Many police badges in the US have a {7/2} heptagram outline.

Apart from the heptagonal prism and heptagonal antiprism, no convex polyhedron made entirely out of regular polygons contains a heptagon as a face.

Regular heptagons can tile the hyperbolic plane, as shown in this Poincaré disk model projection:

Heptagonal tiling.svg
heptagonal tiling

Graphs[edit]

The K7 complete graph is often drawn as a regular heptagon with all 21 edges connected. This graph also represents an orthographic projection of the 7 vertices and 21 edges of the 6-simplex. The regular skew polygon around the perimeter is called the petrie polygon.

6-simplex t0.svg
6-simplex (6D)

Heptagon in natural structures[edit]

See also[edit]

References[edit]

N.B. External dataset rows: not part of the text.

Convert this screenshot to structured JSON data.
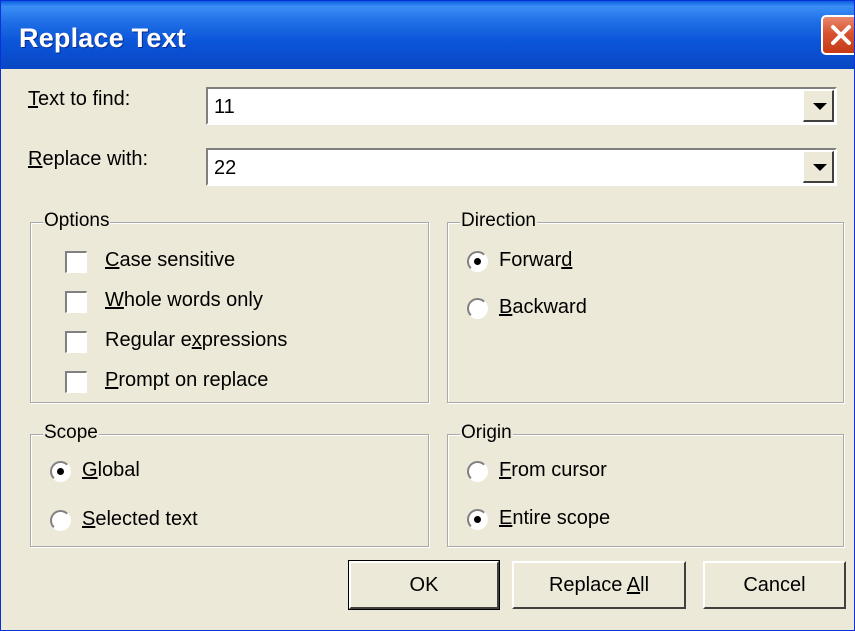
{
  "window": {
    "title": "Replace Text"
  },
  "fields": {
    "find": {
      "label_key": "T",
      "label_rest": "ext to find:",
      "value": "11"
    },
    "replace": {
      "label_key": "R",
      "label_rest": "eplace with:",
      "value": "22"
    }
  },
  "options": {
    "title": "Options",
    "items": [
      {
        "pre": "",
        "key": "C",
        "post": "ase sensitive",
        "checked": false
      },
      {
        "pre": "",
        "key": "W",
        "post": "hole words only",
        "checked": false
      },
      {
        "pre": "Regular e",
        "key": "x",
        "post": "pressions",
        "checked": false
      },
      {
        "pre": "",
        "key": "P",
        "post": "rompt on replace",
        "checked": false
      }
    ]
  },
  "direction": {
    "title": "Direction",
    "items": [
      {
        "pre": "Forwar",
        "key": "d",
        "post": "",
        "selected": true
      },
      {
        "pre": "",
        "key": "B",
        "post": "ackward",
        "selected": false
      }
    ]
  },
  "scope": {
    "title": "Scope",
    "items": [
      {
        "pre": "",
        "key": "G",
        "post": "lobal",
        "selected": true
      },
      {
        "pre": "",
        "key": "S",
        "post": "elected text",
        "selected": false
      }
    ]
  },
  "origin": {
    "title": "Origin",
    "items": [
      {
        "pre": "",
        "key": "F",
        "post": "rom cursor",
        "selected": false
      },
      {
        "pre": "",
        "key": "E",
        "post": "ntire scope",
        "selected": true
      }
    ]
  },
  "buttons": {
    "ok": "OK",
    "replace_all_pre": "Replace ",
    "replace_all_key": "A",
    "replace_all_post": "ll",
    "cancel": "Cancel"
  },
  "icons": {
    "close": "close-icon",
    "dropdown": "chevron-down-icon"
  },
  "colors": {
    "title_bar": "#0a4ccc",
    "close_button": "#d8522f",
    "dialog_bg": "#ece9d8"
  }
}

  1. ^ a b Gleason, Andrew Mattei (March 1988). "Angle trisection, the heptagon, and the triskaidecagon p. 186 (Fig.1) –187" (PDF). The American Mathematical Monthly. 95 (3): 185–194. doi:10.2307/2323624. Archived from the original (PDF) on 2015-12-19.
  2. ^ Weisstein, Eric W. "Heptagon." From MathWorld, A Wolfram Web Resource.
  3. ^ G.H. Hughes, "The Polygons of Albrecht Dürer-1525, The Regular Heptagon", Fig. 11 the side of the Heptagon (7) Fig. 15, image on the left side, retrieved on 4 December 2015
  4. ^ John H. Conway, Heidi Burgiel, Chaim Goodman-Strauss, (2008) The Symmetries of Things, ISBN 978-1-56881-220-5 (Chapter 20, Generalized Schaefli symbols, Types of symmetry of a polygon pp. 275-278)
  5. ^ Salthouse, J.A; Ware, M.J. (1972). Point group character tables and related data. Cambridge: Cambridge University Press. ISBN 0 521 08139 4.
  6. ^ a b c Abdilkadir Altintas, "Some Collinearities in the Heptagonal Triangle", Forum Geometricorum 16, 2016, 249–256.http://forumgeom.fau.edu/FG2016volume16/FG201630.pdf
  7. ^ Leon Bankoff and Jack Garfunkel, "The heptagonal triangle", Mathematics Magazine 46 (1), January 1973, 7–19.

External links[edit]